The Prince of the Tundra
The forest reindeer is an extremely ancient species that has roamed the earth since prehistoric times, several million years ago. It rubbed shoulders with mammoths and woolly rhinoceroses but, contrary to them, it managed to survived the climate changes that occurred during the Quartenary.
Nowadays, it populates a small number of Scandinavian and Karelian forests. Well adapted to extreme conditions, it can survive extreme cold and acute food shortage. Nonetheless, the reindeer migrates in the winter to travel towards southern lands. Its greatest predator is the wolf, who takes advantage of reindeer migration to follow the herd and hunt the reindeer.
Moss and lichen are among its favourite foods and the reindeer uses its hooves like shovels to dig the soil and snow to uncover its food.

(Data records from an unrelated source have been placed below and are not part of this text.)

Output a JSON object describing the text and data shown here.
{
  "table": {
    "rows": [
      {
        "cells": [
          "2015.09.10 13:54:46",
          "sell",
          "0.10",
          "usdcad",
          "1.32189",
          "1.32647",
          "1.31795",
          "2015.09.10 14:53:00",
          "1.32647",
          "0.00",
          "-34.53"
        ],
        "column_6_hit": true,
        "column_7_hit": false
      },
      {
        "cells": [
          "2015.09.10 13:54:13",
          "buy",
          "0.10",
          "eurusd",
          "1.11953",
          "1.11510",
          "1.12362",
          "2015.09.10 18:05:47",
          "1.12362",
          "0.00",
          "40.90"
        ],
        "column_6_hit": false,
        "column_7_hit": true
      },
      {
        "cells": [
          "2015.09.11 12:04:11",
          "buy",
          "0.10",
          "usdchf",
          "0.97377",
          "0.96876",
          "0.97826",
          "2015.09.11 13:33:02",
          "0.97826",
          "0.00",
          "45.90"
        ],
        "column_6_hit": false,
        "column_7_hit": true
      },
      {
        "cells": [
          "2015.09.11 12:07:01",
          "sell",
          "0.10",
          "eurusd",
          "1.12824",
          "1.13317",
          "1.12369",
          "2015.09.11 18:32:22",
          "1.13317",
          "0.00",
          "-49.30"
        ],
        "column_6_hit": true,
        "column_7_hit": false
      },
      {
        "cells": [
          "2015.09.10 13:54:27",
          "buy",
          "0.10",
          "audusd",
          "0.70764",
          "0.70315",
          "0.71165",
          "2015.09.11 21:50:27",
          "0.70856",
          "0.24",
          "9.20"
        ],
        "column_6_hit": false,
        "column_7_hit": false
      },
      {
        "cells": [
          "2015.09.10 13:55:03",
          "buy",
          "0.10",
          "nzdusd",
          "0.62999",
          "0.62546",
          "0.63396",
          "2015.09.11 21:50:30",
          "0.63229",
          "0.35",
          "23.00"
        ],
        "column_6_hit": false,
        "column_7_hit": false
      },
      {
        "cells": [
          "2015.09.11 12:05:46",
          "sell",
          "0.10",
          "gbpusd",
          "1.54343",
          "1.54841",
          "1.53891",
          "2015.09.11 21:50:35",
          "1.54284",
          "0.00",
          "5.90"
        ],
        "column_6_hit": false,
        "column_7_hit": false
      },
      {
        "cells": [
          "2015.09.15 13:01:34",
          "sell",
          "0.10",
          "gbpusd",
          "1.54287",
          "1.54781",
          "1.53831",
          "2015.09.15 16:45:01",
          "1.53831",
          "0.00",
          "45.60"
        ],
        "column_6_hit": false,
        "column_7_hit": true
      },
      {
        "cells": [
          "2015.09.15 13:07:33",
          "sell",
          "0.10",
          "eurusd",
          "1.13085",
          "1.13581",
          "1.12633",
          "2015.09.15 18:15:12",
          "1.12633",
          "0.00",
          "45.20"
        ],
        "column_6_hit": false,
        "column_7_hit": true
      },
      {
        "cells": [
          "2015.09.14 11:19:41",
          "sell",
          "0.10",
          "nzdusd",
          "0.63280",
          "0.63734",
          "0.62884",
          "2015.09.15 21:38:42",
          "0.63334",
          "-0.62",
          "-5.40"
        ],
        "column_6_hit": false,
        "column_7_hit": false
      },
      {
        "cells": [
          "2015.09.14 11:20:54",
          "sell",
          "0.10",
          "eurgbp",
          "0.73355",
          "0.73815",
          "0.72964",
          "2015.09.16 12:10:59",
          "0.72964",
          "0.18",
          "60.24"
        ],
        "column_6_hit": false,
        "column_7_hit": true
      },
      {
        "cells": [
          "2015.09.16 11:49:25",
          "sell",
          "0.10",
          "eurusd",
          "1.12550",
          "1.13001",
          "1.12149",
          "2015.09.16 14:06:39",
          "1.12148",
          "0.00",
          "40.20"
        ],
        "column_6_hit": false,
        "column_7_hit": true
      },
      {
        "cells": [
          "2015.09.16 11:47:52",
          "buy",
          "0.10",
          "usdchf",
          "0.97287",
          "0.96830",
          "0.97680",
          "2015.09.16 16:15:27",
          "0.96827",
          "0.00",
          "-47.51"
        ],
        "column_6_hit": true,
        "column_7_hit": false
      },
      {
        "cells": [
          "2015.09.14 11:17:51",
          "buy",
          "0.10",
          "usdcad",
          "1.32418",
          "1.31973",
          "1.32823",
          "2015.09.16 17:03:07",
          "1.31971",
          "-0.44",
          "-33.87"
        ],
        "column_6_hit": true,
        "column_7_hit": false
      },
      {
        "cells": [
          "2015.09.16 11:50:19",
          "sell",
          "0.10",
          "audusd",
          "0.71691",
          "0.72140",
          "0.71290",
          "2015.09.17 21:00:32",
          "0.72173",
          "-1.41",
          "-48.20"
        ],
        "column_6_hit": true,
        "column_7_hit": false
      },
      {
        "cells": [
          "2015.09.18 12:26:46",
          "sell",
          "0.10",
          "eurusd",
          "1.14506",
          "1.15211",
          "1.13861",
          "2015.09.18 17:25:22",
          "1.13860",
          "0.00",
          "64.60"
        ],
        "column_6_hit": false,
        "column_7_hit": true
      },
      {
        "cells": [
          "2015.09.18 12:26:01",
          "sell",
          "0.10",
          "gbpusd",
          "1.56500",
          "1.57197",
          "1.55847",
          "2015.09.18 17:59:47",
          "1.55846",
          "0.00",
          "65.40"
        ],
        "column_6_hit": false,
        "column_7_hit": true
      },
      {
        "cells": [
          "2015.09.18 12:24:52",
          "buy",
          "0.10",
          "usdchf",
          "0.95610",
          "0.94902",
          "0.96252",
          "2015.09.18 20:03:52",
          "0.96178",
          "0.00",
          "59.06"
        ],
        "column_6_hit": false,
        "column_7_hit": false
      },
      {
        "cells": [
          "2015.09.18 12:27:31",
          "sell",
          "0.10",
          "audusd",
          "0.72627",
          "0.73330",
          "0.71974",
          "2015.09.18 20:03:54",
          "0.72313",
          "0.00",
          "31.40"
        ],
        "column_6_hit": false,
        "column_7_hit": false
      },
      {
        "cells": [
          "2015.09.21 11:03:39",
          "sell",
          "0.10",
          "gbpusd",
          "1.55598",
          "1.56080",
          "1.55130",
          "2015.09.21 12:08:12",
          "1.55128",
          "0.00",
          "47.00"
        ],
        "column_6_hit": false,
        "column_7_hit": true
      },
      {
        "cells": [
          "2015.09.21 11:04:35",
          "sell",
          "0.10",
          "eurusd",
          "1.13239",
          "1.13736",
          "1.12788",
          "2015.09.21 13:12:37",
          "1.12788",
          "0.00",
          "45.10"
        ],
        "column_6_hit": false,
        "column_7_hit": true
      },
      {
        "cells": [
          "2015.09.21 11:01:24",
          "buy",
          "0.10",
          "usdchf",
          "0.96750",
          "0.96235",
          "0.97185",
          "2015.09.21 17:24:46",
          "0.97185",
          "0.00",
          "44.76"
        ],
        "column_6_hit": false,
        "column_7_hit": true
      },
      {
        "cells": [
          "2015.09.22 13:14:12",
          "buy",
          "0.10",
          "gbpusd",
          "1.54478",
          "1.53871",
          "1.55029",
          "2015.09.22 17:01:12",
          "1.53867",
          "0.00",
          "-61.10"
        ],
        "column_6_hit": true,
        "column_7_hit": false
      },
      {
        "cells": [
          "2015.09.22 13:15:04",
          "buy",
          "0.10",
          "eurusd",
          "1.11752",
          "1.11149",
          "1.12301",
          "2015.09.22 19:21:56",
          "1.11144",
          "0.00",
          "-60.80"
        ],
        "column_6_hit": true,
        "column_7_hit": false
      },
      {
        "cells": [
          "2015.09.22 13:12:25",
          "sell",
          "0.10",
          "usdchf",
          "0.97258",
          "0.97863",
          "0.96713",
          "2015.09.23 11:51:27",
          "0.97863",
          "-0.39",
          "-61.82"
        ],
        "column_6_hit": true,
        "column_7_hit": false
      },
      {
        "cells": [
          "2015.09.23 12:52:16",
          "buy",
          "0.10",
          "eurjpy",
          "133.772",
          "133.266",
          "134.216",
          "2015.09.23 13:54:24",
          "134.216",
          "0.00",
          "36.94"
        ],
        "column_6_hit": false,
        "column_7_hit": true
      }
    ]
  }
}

The reindeer is a strong swimmer and a powerful runner, reaching a speed of up to 70 km/h when in danger. Nowadays, it is hunted and farmed for its meat and its fur. Sometimes domesticated, it is also used as a draught and pack animal.
The reindeer lives in herds, led by the male or female reindeer that has the largest antlers. During migration, the herds tend to grow considerably, sometimes even numbering over a 1.000 individuals!

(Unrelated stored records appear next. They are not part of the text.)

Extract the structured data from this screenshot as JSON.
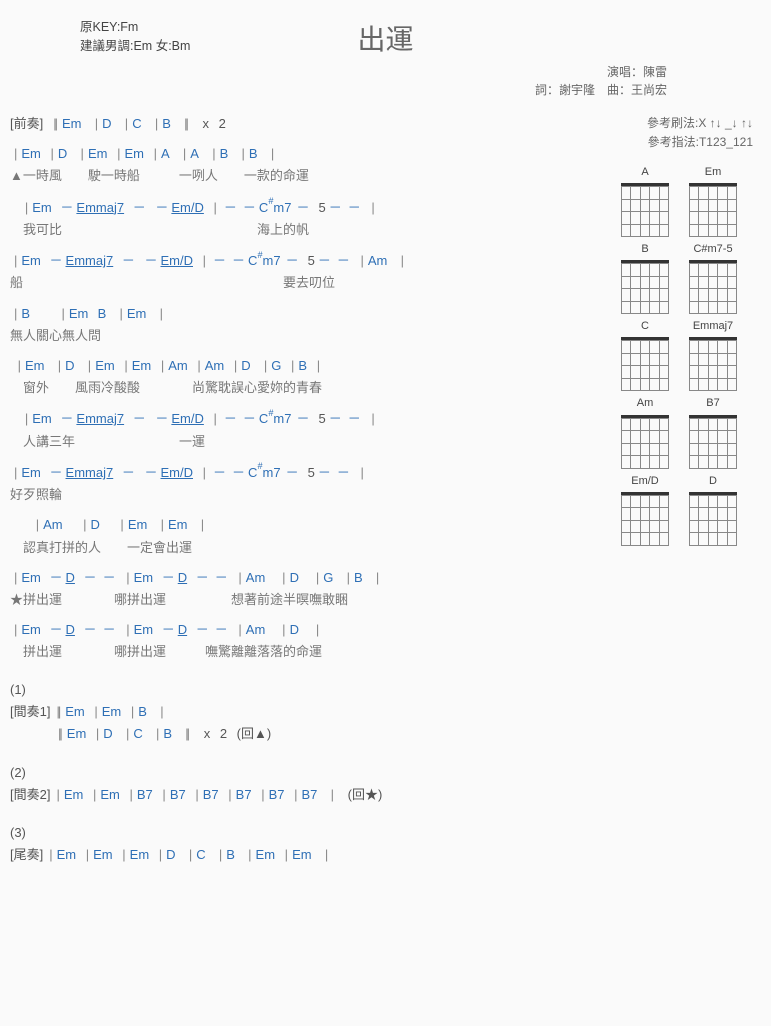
{
  "song": {
    "title": "出運",
    "key_original": "原KEY:Fm",
    "key_suggest": "建議男調:Em 女:Bm",
    "perform": "演唱：陳雷",
    "credits": "詞：謝宇隆　曲：王尚宏"
  },
  "ref": {
    "strum": "參考刷法:X ↑↓ _↓ ↑↓",
    "finger": "參考指法:T123_121"
  },
  "diagrams": [
    "A",
    "Em",
    "B",
    "C#m7-5",
    "C",
    "Emmaj7",
    "Am",
    "B7",
    "Em/D",
    "D"
  ],
  "intro": {
    "marker": "[前奏]",
    "bars": "||Em　 |D　 |C　 |B　 || x 2"
  },
  "verse": [
    {
      "chords": "|Em　|D　 |Em　|Em　|A　 |A　 |B　 |B　 |",
      "lyric": "▲一時風　　駛一時船　　　一咧人　　一款的命運"
    },
    {
      "chords": "　　　|Em　－Emmaj7 － －Em/D　|－－C#m7-5－－　|",
      "lyric": "　我可比　　　　　　　　　　　　　　　海上的帆"
    },
    {
      "chords": "|Em　－Emmaj7 － －Em/D　|－－C#m7-5－－　|Am　　|",
      "lyric": "船　　　　　　　　　　　　　　　　　　　　要去叨位"
    },
    {
      "chords": "|B　　　　　　　|Em　 B　 |Em　　|",
      "lyric": "無人關心無人問"
    },
    {
      "chords": "　|Em　 |D　　|Em　|Em　|Am　|Am　|D　 |G　|B　|",
      "lyric": "　窗外　　風雨冷酸酸　　　　尚驚耽誤心愛妳的青春"
    },
    {
      "chords": "　　　|Em　－Emmaj7 － －Em/D　|－－C#m7-5－－　|",
      "lyric": "　人講三年　　　　　　　　一運"
    },
    {
      "chords": "|Em　－Emmaj7 － －Em/D　|－－C#m7-5－－　|",
      "lyric": "好歹照輪"
    },
    {
      "chords": "　　　　　　|Am　　　　|D　　　　|Em　 |Em　 |",
      "lyric": "　認真打拼的人　　一定會出運"
    }
  ],
  "chorus": [
    {
      "chords": "|Em　－D －－　|Em　－D －－　|Am　　　|D　　　|G　 |B　 |",
      "lyric": "★拼出運　　　　哪拼出運　　　　　想著前途半暝嘸敢睏"
    },
    {
      "chords": "|Em　－D －－　|Em　－D －－　|Am　　　|D　　　|",
      "lyric": "　拼出運　　　　哪拼出運　　　嘸驚離離落落的命運"
    }
  ],
  "sections": [
    {
      "num": "(1)",
      "marker": "[間奏1]",
      "bars1": "||Em　|Em　|B　 |",
      "bars2": "||Em　|D　 |C　 |B　 || x 2　(回▲)"
    },
    {
      "num": "(2)",
      "marker": "[間奏2]",
      "bars1": "|Em　|Em　|B7　|B7　|B7　|B7　|B7　|B7　 |　(回★)"
    },
    {
      "num": "(3)",
      "marker": "[尾奏]",
      "bars1": "|Em　|Em　|Em　|D　 |C　 |B　 |Em　|Em　 |"
    }
  ]
}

Their mating season begins in the autumn. The males roar (or bellow) to intimidate their adversaries and to access as many females as possible. In the spring, after a 7 to 9 month gestation period, the female gives birth to a single calf. After only 3 days, the calf must be able to follow the rest of the herd.
Did you know that?

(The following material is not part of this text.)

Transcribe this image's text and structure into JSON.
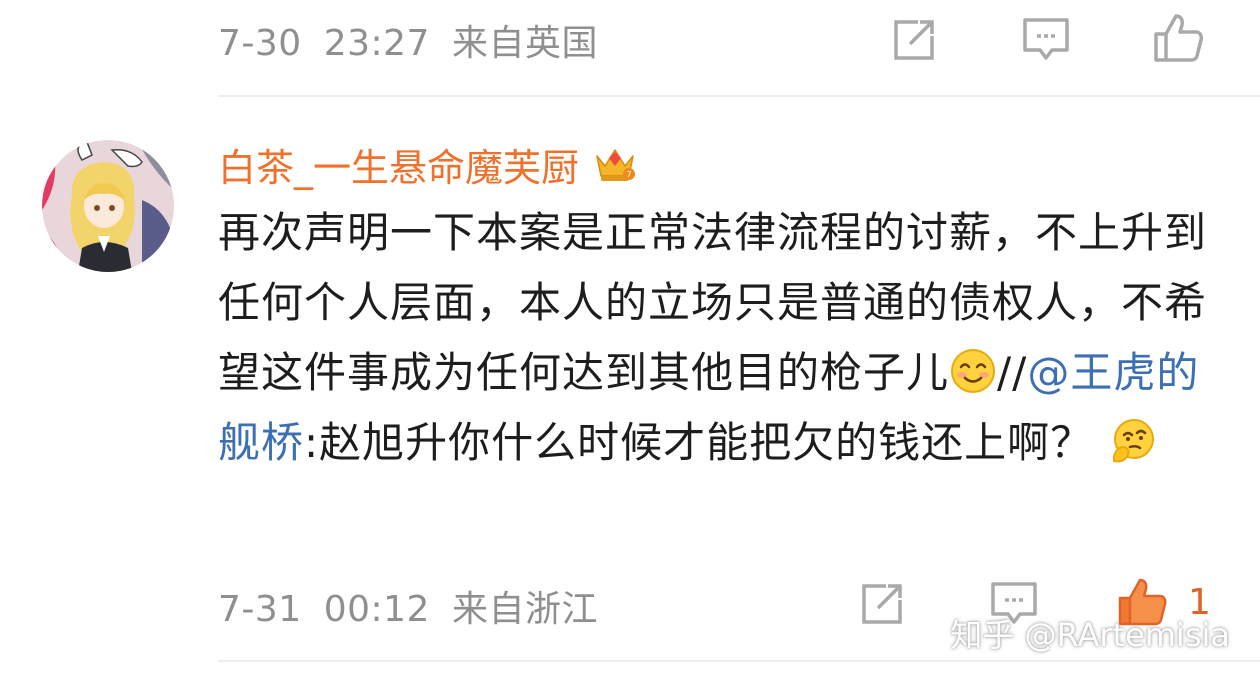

Both male and female reindeer carry antlers. The male reindeer loses them in the winter, while the female's antlers fall off in the spring. And: Santa's sleigh is pulled by an all-female reindeer crew!
Discover the European Big 5
The wolf, the lynx, the brown bear, the wolverine and the bison